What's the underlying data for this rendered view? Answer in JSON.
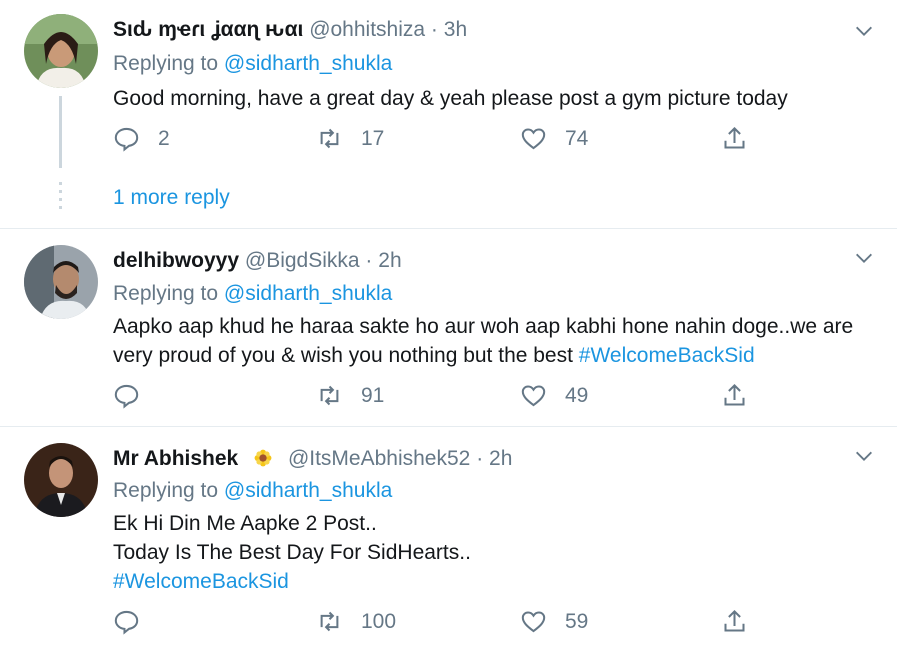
{
  "tweets": [
    {
      "name": "Sιԃ ɱҽɾι ʝααɳ ԋαι",
      "handle": "@ohhitshiza",
      "dot": "·",
      "time": "3h",
      "replying_label": "Replying to",
      "replying_to": "@sidharth_shukla",
      "text": "Good morning, have a great day & yeah please post a gym picture today",
      "replies": "2",
      "retweets": "17",
      "likes": "74",
      "more_reply": "1 more reply"
    },
    {
      "name": "delhibwoyyy",
      "handle": "@BigdSikka",
      "dot": "·",
      "time": "2h",
      "replying_label": "Replying to",
      "replying_to": "@sidharth_shukla",
      "text": "Aapko aap khud he haraa sakte ho aur woh aap kabhi hone nahin doge..we are very proud of you & wish you nothing but the best",
      "hashtag": "#WelcomeBackSid",
      "replies": "",
      "retweets": "91",
      "likes": "49"
    },
    {
      "name": "Mr Abhishek",
      "handle": "@ItsMeAbhishek52",
      "dot": "·",
      "time": "2h",
      "replying_label": "Replying to",
      "replying_to": "@sidharth_shukla",
      "text_line1": "Ek Hi Din Me Aapke 2 Post..",
      "text_line2": "Today Is The Best Day For SidHearts..",
      "hashtag": "#WelcomeBackSid",
      "replies": "",
      "retweets": "100",
      "likes": "59"
    }
  ],
  "colors": {
    "link": "#1b95e0",
    "secondary": "#657786",
    "border": "#e6ecf0",
    "thread": "#ccd6dd"
  }
}
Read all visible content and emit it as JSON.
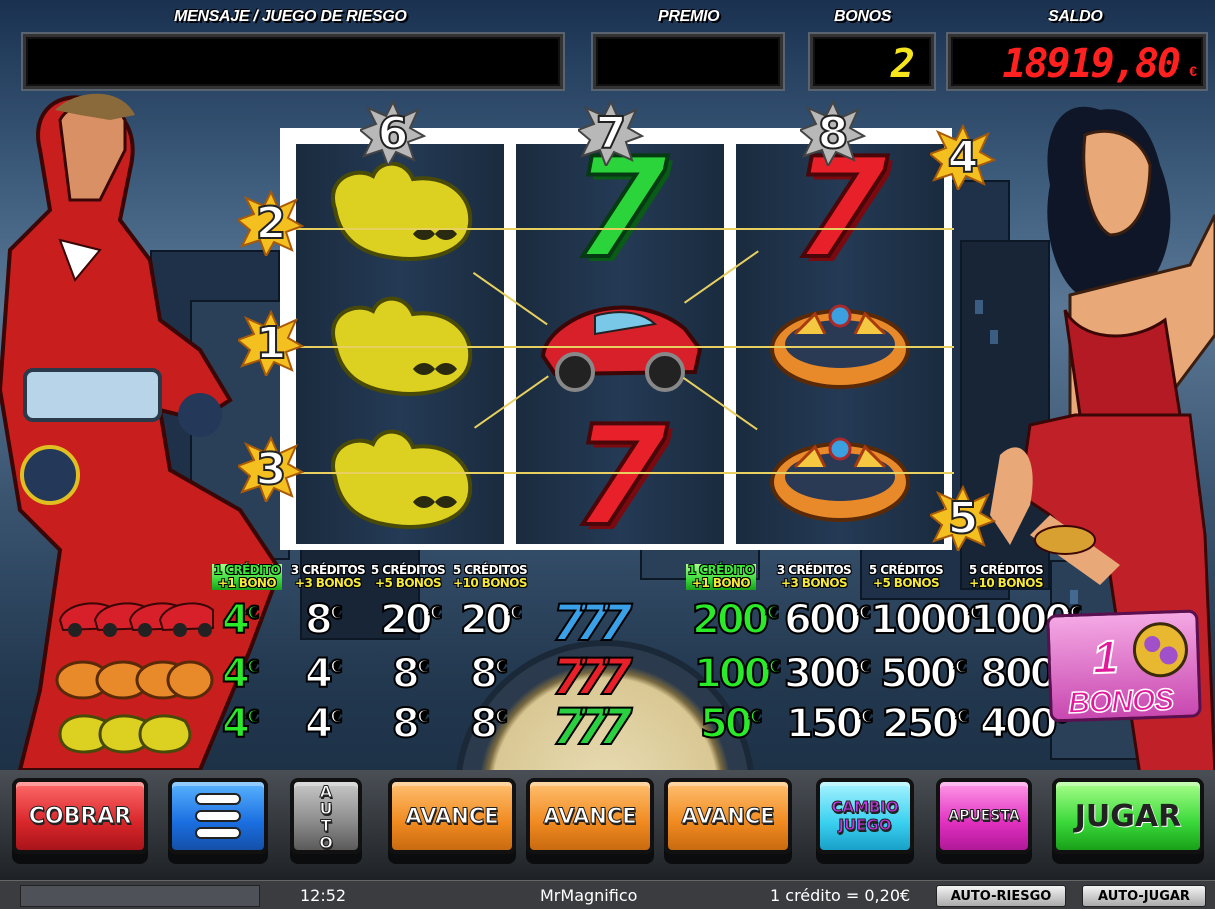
{
  "header": {
    "message_label": "MENSAJE / JUEGO DE RIESGO",
    "message_value": "",
    "prize_label": "PREMIO",
    "prize_value": "",
    "bonus_label": "BONOS",
    "bonus_value": "2",
    "balance_label": "SALDO",
    "balance_value": "18919,80",
    "balance_unit": "€"
  },
  "reels": {
    "symbols": [
      [
        "money-bag",
        "money-bag",
        "money-bag"
      ],
      [
        "green-seven",
        "red-car",
        "red-seven"
      ],
      [
        "red-seven",
        "ring",
        "ring"
      ]
    ],
    "seven_glyph": "7",
    "reel_numbers": [
      "6",
      "7",
      "8"
    ],
    "line_numbers_left": [
      "2",
      "1",
      "3"
    ],
    "line_numbers_right": [
      "4",
      "5"
    ]
  },
  "paytable_left": {
    "headers": [
      {
        "credits": "1 CRÉDITO",
        "bonos": "+1 BONO"
      },
      {
        "credits": "3 CRÉDITOS",
        "bonos": "+3 BONOS"
      },
      {
        "credits": "5 CRÉDITOS",
        "bonos": "+5 BONOS"
      },
      {
        "credits": "5 CRÉDITOS",
        "bonos": "+10 BONOS"
      }
    ],
    "rows": [
      {
        "symbol": "car",
        "values": [
          "4",
          "8",
          "20",
          "20"
        ]
      },
      {
        "symbol": "ring",
        "values": [
          "4",
          "4",
          "8",
          "8"
        ]
      },
      {
        "symbol": "money-bag",
        "values": [
          "4",
          "4",
          "8",
          "8"
        ]
      }
    ]
  },
  "paytable_right": {
    "headers": [
      {
        "credits": "1 CRÉDITO",
        "bonos": "+1 BONO"
      },
      {
        "credits": "3 CRÉDITOS",
        "bonos": "+3 BONOS"
      },
      {
        "credits": "5 CRÉDITOS",
        "bonos": "+5 BONOS"
      },
      {
        "credits": "5 CRÉDITOS",
        "bonos": "+10 BONOS"
      }
    ],
    "rows": [
      {
        "symbol": "blue-777",
        "values": [
          "200",
          "600",
          "1000",
          "1000"
        ]
      },
      {
        "symbol": "red-777",
        "values": [
          "100",
          "300",
          "500",
          "800"
        ]
      },
      {
        "symbol": "green-777",
        "values": [
          "50",
          "150",
          "250",
          "400"
        ]
      }
    ],
    "seven_group": "777"
  },
  "currency": "€",
  "bonus_box": {
    "count": "1",
    "label": "BONOS"
  },
  "buttons": {
    "cobrar": "COBRAR",
    "auto": "AUTO",
    "avance": "AVANCE",
    "cambio_juego": "CAMBIO JUEGO",
    "apuesta": "APUESTA",
    "jugar": "JUGAR"
  },
  "status": {
    "time": "12:52",
    "user": "MrMagnifico",
    "credit_value": "1 crédito = 0,20€",
    "auto_riesgo": "AUTO-RIESGO",
    "auto_jugar": "AUTO-JUGAR"
  },
  "colors": {
    "bonus_digits": "#f6e41c",
    "balance_digits": "#ff2020",
    "accent_green": "#2aea2a"
  }
}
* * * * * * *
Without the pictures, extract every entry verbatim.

What's the underlying data for this rendered view? Answer in JSON.
{
  "tweets": [
    {
      "name": "Sιԃ ɱҽɾι ʝααɳ ԋαι",
      "handle": "@ohhitshiza",
      "dot": "·",
      "time": "3h",
      "replying_label": "Replying to",
      "replying_to": "@sidharth_shukla",
      "text": "Good morning, have a great day & yeah please post a gym picture today",
      "replies": "2",
      "retweets": "17",
      "likes": "74",
      "more_reply": "1 more reply"
    },
    {
      "name": "delhibwoyyy",
      "handle": "@BigdSikka",
      "dot": "·",
      "time": "2h",
      "replying_label": "Replying to",
      "replying_to": "@sidharth_shukla",
      "text": "Aapko aap khud he haraa sakte ho aur woh aap kabhi hone nahin doge..we are very proud of you & wish you nothing but the best",
      "hashtag": "#WelcomeBackSid",
      "replies": "",
      "retweets": "91",
      "likes": "49"
    },
    {
      "name": "Mr Abhishek",
      "handle": "@ItsMeAbhishek52",
      "dot": "·",
      "time": "2h",
      "replying_label": "Replying to",
      "replying_to": "@sidharth_shukla",
      "text_line1": "Ek Hi Din Me Aapke 2 Post..",
      "text_line2": "Today Is The Best Day For SidHearts..",
      "hashtag": "#WelcomeBackSid",
      "replies": "",
      "retweets": "100",
      "likes": "59"
    }
  ],
  "colors": {
    "link": "#1b95e0",
    "secondary": "#657786",
    "border": "#e6ecf0",
    "thread": "#ccd6dd"
  }
}
Read all visible content and emit it as JSON.
{
  "header": {
    "message_label": "MENSAJE / JUEGO DE RIESGO",
    "message_value": "",
    "prize_label": "PREMIO",
    "prize_value": "",
    "bonus_label": "BONOS",
    "bonus_value": "2",
    "balance_label": "SALDO",
    "balance_value": "18919,80",
    "balance_unit": "€"
  },
  "reels": {
    "symbols": [
      [
        "money-bag",
        "money-bag",
        "money-bag"
      ],
      [
        "green-seven",
        "red-car",
        "red-seven"
      ],
      [
        "red-seven",
        "ring",
        "ring"
      ]
    ],
    "seven_glyph": "7",
    "reel_numbers": [
      "6",
      "7",
      "8"
    ],
    "line_numbers_left": [
      "2",
      "1",
      "3"
    ],
    "line_numbers_right": [
      "4",
      "5"
    ]
  },
  "paytable_left": {
    "headers": [
      {
        "credits": "1 CRÉDITO",
        "bonos": "+1 BONO"
      },
      {
        "credits": "3 CRÉDITOS",
        "bonos": "+3 BONOS"
      },
      {
        "credits": "5 CRÉDITOS",
        "bonos": "+5 BONOS"
      },
      {
        "credits": "5 CRÉDITOS",
        "bonos": "+10 BONOS"
      }
    ],
    "rows": [
      {
        "symbol": "car",
        "values": [
          "4",
          "8",
          "20",
          "20"
        ]
      },
      {
        "symbol": "ring",
        "values": [
          "4",
          "4",
          "8",
          "8"
        ]
      },
      {
        "symbol": "money-bag",
        "values": [
          "4",
          "4",
          "8",
          "8"
        ]
      }
    ]
  },
  "paytable_right": {
    "headers": [
      {
        "credits": "1 CRÉDITO",
        "bonos": "+1 BONO"
      },
      {
        "credits": "3 CRÉDITOS",
        "bonos": "+3 BONOS"
      },
      {
        "credits": "5 CRÉDITOS",
        "bonos": "+5 BONOS"
      },
      {
        "credits": "5 CRÉDITOS",
        "bonos": "+10 BONOS"
      }
    ],
    "rows": [
      {
        "symbol": "blue-777",
        "values": [
          "200",
          "600",
          "1000",
          "1000"
        ]
      },
      {
        "symbol": "red-777",
        "values": [
          "100",
          "300",
          "500",
          "800"
        ]
      },
      {
        "symbol": "green-777",
        "values": [
          "50",
          "150",
          "250",
          "400"
        ]
      }
    ],
    "seven_group": "777"
  },
  "currency": "€",
  "bonus_box": {
    "count": "1",
    "label": "BONOS"
  },
  "buttons": {
    "cobrar": "COBRAR",
    "auto": "AUTO",
    "avance": "AVANCE",
    "cambio_juego": "CAMBIO JUEGO",
    "apuesta": "APUESTA",
    "jugar": "JUGAR"
  },
  "status": {
    "time": "12:52",
    "user": "MrMagnifico",
    "credit_value": "1 crédito = 0,20€",
    "auto_riesgo": "AUTO-RIESGO",
    "auto_jugar": "AUTO-JUGAR"
  },
  "colors": {
    "bonus_digits": "#f6e41c",
    "balance_digits": "#ff2020",
    "accent_green": "#2aea2a"
  }
}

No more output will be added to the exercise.